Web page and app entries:

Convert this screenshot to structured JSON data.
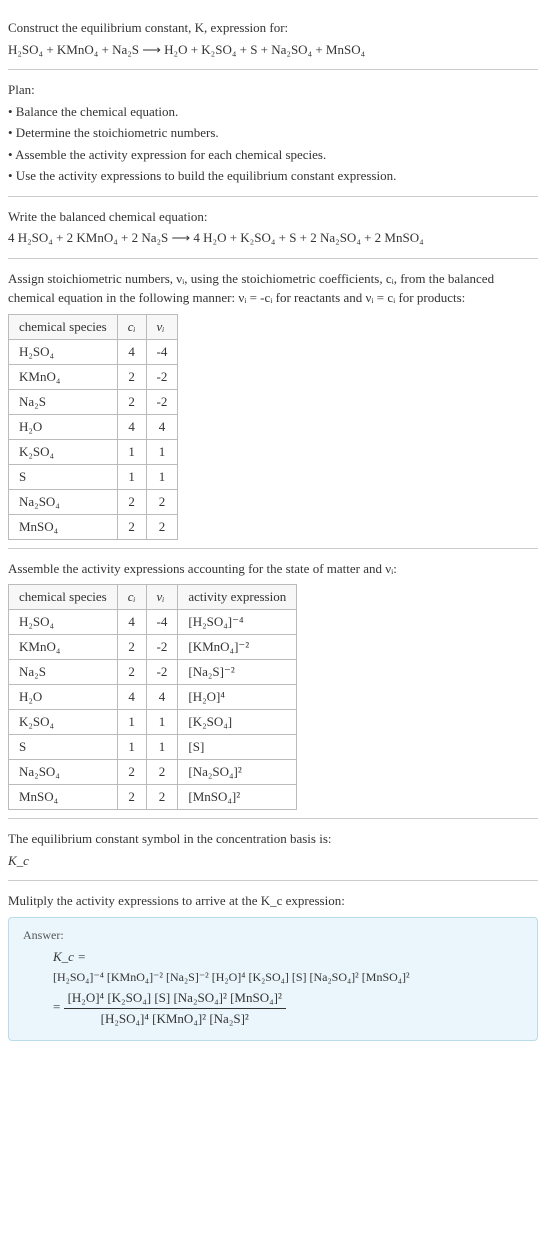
{
  "intro": {
    "line1": "Construct the equilibrium constant, K, expression for:",
    "eq_unbalanced": "H₂SO₄ + KMnO₄ + Na₂S ⟶ H₂O + K₂SO₄ + S + Na₂SO₄ + MnSO₄"
  },
  "plan": {
    "heading": "Plan:",
    "b1": "• Balance the chemical equation.",
    "b2": "• Determine the stoichiometric numbers.",
    "b3": "• Assemble the activity expression for each chemical species.",
    "b4": "• Use the activity expressions to build the equilibrium constant expression."
  },
  "balanced": {
    "heading": "Write the balanced chemical equation:",
    "eq": "4 H₂SO₄ + 2 KMnO₄ + 2 Na₂S ⟶ 4 H₂O + K₂SO₄ + S + 2 Na₂SO₄ + 2 MnSO₄"
  },
  "stoich": {
    "heading": "Assign stoichiometric numbers, νᵢ, using the stoichiometric coefficients, cᵢ, from the balanced chemical equation in the following manner: νᵢ = -cᵢ for reactants and νᵢ = cᵢ for products:",
    "headers": {
      "sp": "chemical species",
      "c": "cᵢ",
      "v": "νᵢ"
    },
    "rows": [
      {
        "sp": "H₂SO₄",
        "c": "4",
        "v": "-4"
      },
      {
        "sp": "KMnO₄",
        "c": "2",
        "v": "-2"
      },
      {
        "sp": "Na₂S",
        "c": "2",
        "v": "-2"
      },
      {
        "sp": "H₂O",
        "c": "4",
        "v": "4"
      },
      {
        "sp": "K₂SO₄",
        "c": "1",
        "v": "1"
      },
      {
        "sp": "S",
        "c": "1",
        "v": "1"
      },
      {
        "sp": "Na₂SO₄",
        "c": "2",
        "v": "2"
      },
      {
        "sp": "MnSO₄",
        "c": "2",
        "v": "2"
      }
    ]
  },
  "activity": {
    "heading": "Assemble the activity expressions accounting for the state of matter and νᵢ:",
    "headers": {
      "sp": "chemical species",
      "c": "cᵢ",
      "v": "νᵢ",
      "ae": "activity expression"
    },
    "rows": [
      {
        "sp": "H₂SO₄",
        "c": "4",
        "v": "-4",
        "ae": "[H₂SO₄]⁻⁴"
      },
      {
        "sp": "KMnO₄",
        "c": "2",
        "v": "-2",
        "ae": "[KMnO₄]⁻²"
      },
      {
        "sp": "Na₂S",
        "c": "2",
        "v": "-2",
        "ae": "[Na₂S]⁻²"
      },
      {
        "sp": "H₂O",
        "c": "4",
        "v": "4",
        "ae": "[H₂O]⁴"
      },
      {
        "sp": "K₂SO₄",
        "c": "1",
        "v": "1",
        "ae": "[K₂SO₄]"
      },
      {
        "sp": "S",
        "c": "1",
        "v": "1",
        "ae": "[S]"
      },
      {
        "sp": "Na₂SO₄",
        "c": "2",
        "v": "2",
        "ae": "[Na₂SO₄]²"
      },
      {
        "sp": "MnSO₄",
        "c": "2",
        "v": "2",
        "ae": "[MnSO₄]²"
      }
    ]
  },
  "eqconst": {
    "heading": "The equilibrium constant symbol in the concentration basis is:",
    "symbol": "K_c"
  },
  "final": {
    "heading": "Mulitply the activity expressions to arrive at the K_c expression:",
    "answer_label": "Answer:",
    "kc": "K_c =",
    "prod_line": "[H₂SO₄]⁻⁴ [KMnO₄]⁻² [Na₂S]⁻² [H₂O]⁴ [K₂SO₄] [S] [Na₂SO₄]² [MnSO₄]²",
    "eq": "=",
    "num": "[H₂O]⁴ [K₂SO₄] [S] [Na₂SO₄]² [MnSO₄]²",
    "den": "[H₂SO₄]⁴ [KMnO₄]² [Na₂S]²"
  }
}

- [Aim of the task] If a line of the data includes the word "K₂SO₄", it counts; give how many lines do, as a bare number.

- [Task result] 7